      Apartments were smaller and less expensive options, and often housed racial minorities, the gay community, single mothers, low-income families, or other marginalized populations that faced outright discrimination and racism when seeking a place to live. These groups were often banned from owning property and had few legal protections as tenants. The desire to limit apartments was a guise to exclude people who were deemed unsuitable or undesirable to the ideal white, heterosexual and middle to upper class family. Communities of detached, single-family homes were preserved for this status quo, and zoning laws were used to protect this. Regulating apartments allowed cities to segregate based on class and socioeconomic background.

      J.A. Patton was another individual who became involved in the town planning of Vancouver in the early 20th century. A research paper by John Bottomley highlights Patton’s thoughts on the subject: “His aim was to create in Point Grey a ‘first class residential district’ free from the blight of apartments and ‘orientals.’”

      This racism was also blatant in official documents. Up until the 1950s, for example, some legal covenants in West Vancouver’s British Properties stated that “no person of the African or Asiatic race, or of African and Asiatic descent, except servants of the occupier of the premises and residence…shall reside or be allowed to remain on the premises.”

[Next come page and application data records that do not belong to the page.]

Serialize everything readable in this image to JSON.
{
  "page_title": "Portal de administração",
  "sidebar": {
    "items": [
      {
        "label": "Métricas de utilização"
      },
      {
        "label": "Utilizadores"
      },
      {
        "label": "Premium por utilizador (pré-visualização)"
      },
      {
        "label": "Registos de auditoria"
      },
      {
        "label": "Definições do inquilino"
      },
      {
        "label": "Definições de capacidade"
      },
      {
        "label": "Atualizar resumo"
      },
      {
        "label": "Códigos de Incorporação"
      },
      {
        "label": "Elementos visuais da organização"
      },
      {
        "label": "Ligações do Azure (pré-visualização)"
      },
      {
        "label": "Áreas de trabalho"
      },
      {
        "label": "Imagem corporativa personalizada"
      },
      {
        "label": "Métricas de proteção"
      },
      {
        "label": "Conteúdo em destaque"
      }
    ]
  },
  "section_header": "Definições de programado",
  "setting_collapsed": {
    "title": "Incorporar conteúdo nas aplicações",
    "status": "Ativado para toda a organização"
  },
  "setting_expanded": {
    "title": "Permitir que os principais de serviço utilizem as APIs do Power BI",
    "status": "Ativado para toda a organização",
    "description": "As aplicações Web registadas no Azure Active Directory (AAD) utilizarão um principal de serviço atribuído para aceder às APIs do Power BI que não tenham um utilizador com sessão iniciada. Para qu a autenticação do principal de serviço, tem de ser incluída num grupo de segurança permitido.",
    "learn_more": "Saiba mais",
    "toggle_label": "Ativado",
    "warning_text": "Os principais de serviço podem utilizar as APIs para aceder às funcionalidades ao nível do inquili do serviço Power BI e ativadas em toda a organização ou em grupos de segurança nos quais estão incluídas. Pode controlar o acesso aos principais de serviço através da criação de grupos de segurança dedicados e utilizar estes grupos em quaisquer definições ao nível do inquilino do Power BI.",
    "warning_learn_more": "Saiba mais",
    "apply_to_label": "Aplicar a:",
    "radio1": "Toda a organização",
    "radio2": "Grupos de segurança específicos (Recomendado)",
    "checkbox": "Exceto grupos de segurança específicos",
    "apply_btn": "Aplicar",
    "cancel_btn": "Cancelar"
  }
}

      Though this language has since largely been removed from legal documents, the desire to prevent apartments is still very much ingrained in our modern bylaws. Even today, there is no zone that permits apartments outright—despite the City of Vancouver’s bylaws having more than 800 zoning districts.

      Currently in Vancouver, apartments of all kinds provide some of the most liveable, affordable, and sustainable communities because they allow for compact, lively neighbourhoods close to work, amenities, and services. So why do we continue to maintain an approach to urban development that is rooted in discrimination and social inequity?

      The City has acknowledged that adding density is desperately needed to address our housing shortage, but action has been excruciatingly slow. On September 14 of this year, Vancouver passed a policy to allow multiplexes in some residential-only zones across the city, now making space for up to six strata units on most detached, single-family lots (where previously only single, detached houses were permitted). This policy, almost a decade in the making, is still saddled with fees and regulations, with staff anticipating a mere 150 multiplex applications annually. This means that this new policy will do little to make a dent in our severe housing shortage.

      By perpetuating our zoning roots, we are not only falling behind on our sustainability and housing targets, but also furthering the discrimination and segregation that results from zoning. We continue to marginalize populations by privileging those who are wealthiest and most comfortably housed. And now, at nearly every opportunity to add density, whether through low- or high-rises, it is the prevailing status quo—mostly white, wealthy, upper class, detached-home owners—who are given the voice to make disparaging comments about the future residents of such buildings.

      Instead of making little incremental tweaks to an outdated tool, we should be focused on new policies that make it easy to build the type of inclusive, climate-friendly, and diverse communities that we know will result in the betterment of our city.

      A bold step forward would be to unequivocally permit six-storey apartment buildings with commercial and retail spaces throughout the city—a prioritization of the neighbourhoods hurt by our original zoning bylaws. We must end the harmful discrimination of our past and eradicate zoning regulations that perpetuate social inequity. It’s time to go beyond acknowledging that density is needed and actually do something about it.